## Required work:
From the data that follows, copy every line holding the string "JSON".

## Listed entries:
#####
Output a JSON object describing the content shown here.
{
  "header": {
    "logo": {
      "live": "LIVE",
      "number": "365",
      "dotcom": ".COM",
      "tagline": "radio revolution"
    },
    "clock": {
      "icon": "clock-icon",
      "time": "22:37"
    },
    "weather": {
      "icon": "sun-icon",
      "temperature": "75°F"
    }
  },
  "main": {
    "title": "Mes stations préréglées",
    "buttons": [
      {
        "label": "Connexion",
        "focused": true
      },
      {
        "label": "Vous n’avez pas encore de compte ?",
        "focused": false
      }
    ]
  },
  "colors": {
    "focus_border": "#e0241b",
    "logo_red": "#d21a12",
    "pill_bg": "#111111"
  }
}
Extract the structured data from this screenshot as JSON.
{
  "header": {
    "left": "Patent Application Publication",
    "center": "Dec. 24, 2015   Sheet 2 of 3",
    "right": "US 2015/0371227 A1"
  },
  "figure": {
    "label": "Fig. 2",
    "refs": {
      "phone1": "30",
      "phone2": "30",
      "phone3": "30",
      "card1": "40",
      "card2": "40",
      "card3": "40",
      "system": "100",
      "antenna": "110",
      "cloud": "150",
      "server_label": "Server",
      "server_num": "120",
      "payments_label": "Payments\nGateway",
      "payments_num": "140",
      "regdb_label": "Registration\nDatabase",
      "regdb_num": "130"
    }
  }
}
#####
## Task answer:
Output a JSON object describing the content shown here.
Extract the structured data from this screenshot as JSON.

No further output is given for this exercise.